“I did a straight up comparison with the exact usage I had for those two months with London and Lucan,” Bilotta said. “If I were in Lucan for that same water bill and the same usage, I would have paid $250 for that two month period. That’s $400 more than I paid here in Ilderton. In London, I would have paid half the amount.”
Middlesex Centre manages a collection of small water systems that are spread out, rather than operating one large system. There’s only 3,300 ratepayers in Middlesex Centre, and with no major industry, households constitute 99% of all the cost for water and sewer.
Surcharges start at $100 bi-monthly, and increase depending on the size of the home.
Bilotta wants the surcharge tacked onto property taxes, since rural homeowners who still use well-water or septic tanks have essentially been exempt from paying the surcharges.
“Their feeling is ‘why should we pay into a system we don’t use?’ however we are a community that is growing and thriving so we believe that the burden should be shared among all residents, regardless of whether they’re on well, septic, or municipal sewer and water, and that levy should be on our property taxes,” he said. “In other words, all of us would be paying a smaller amount towards the benefit of the community.”
Bilotta is also criticizing Middlesex Centre Council for not involving the public in the decision-making process like Oxford County did.
“They [Oxford County officials] state that ‘yes, we’ve had to raise our water and waste water rates but we did so after public consultation, townhalls, and resident consultations,'” he said. “There was nothing of the sort here in Middlesex Centre. Everything was done behind closed doors, outside of public consultation, and that seems to be the norm with this Council, regardless of the decision they make.”
Unless there’s an influx of new residents or industry, municipal officials estimate they won’t raise the needed reserve funds until at least 2025.
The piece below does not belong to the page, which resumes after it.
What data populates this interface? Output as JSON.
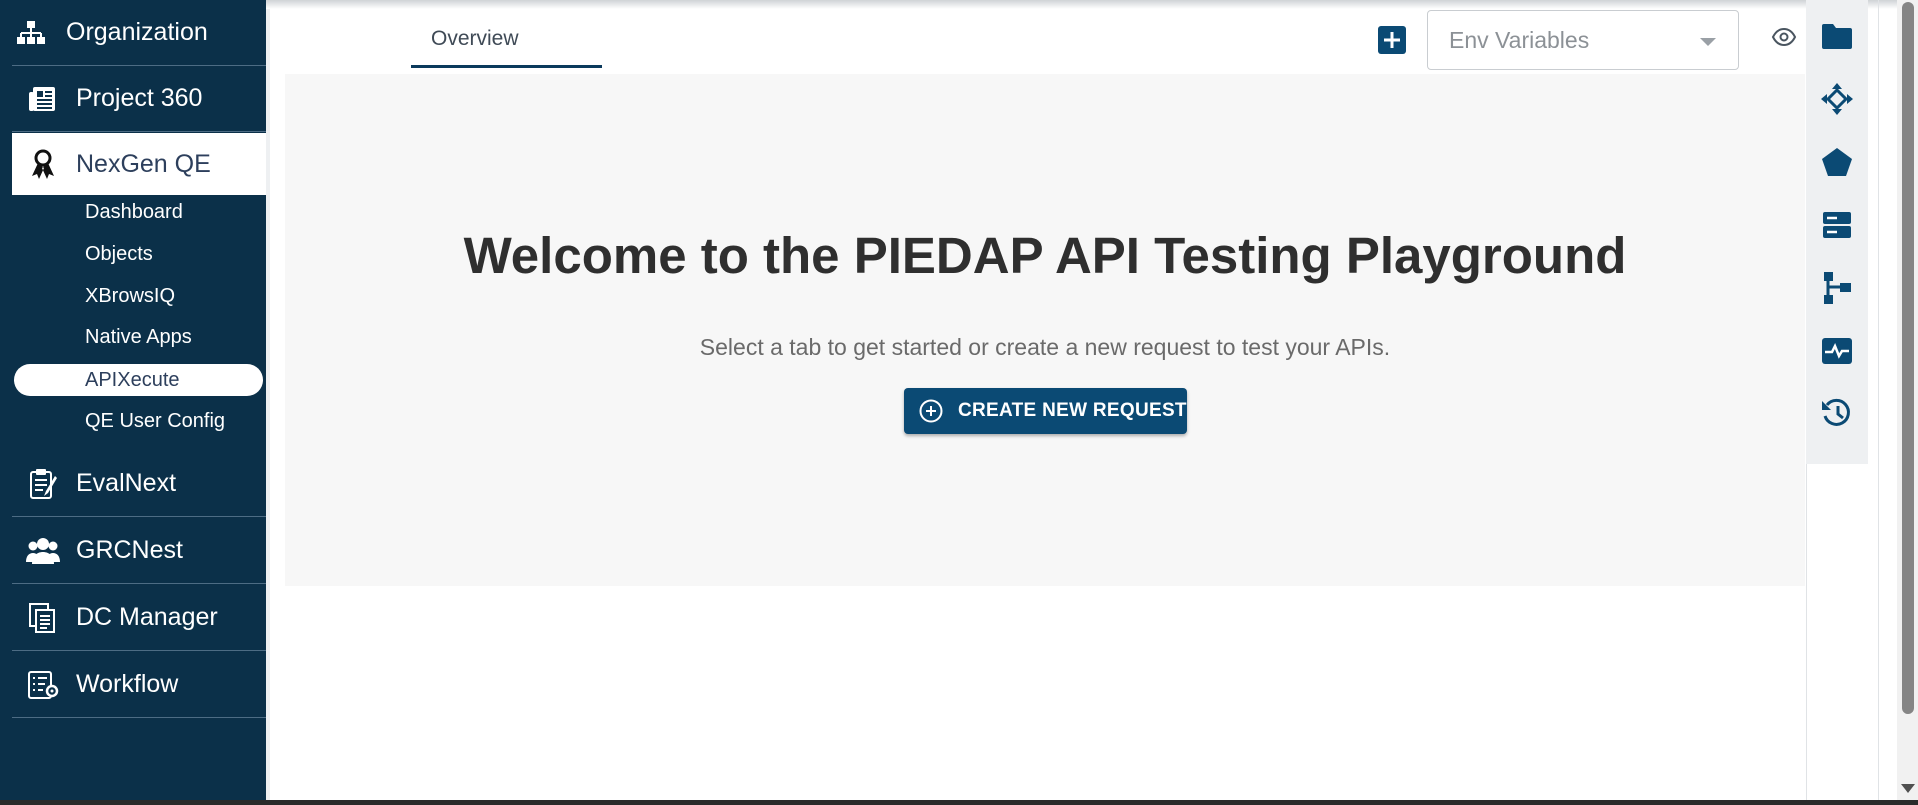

“How are you going to attract young families or businesses when the rates are so high?” Bilotta questioned.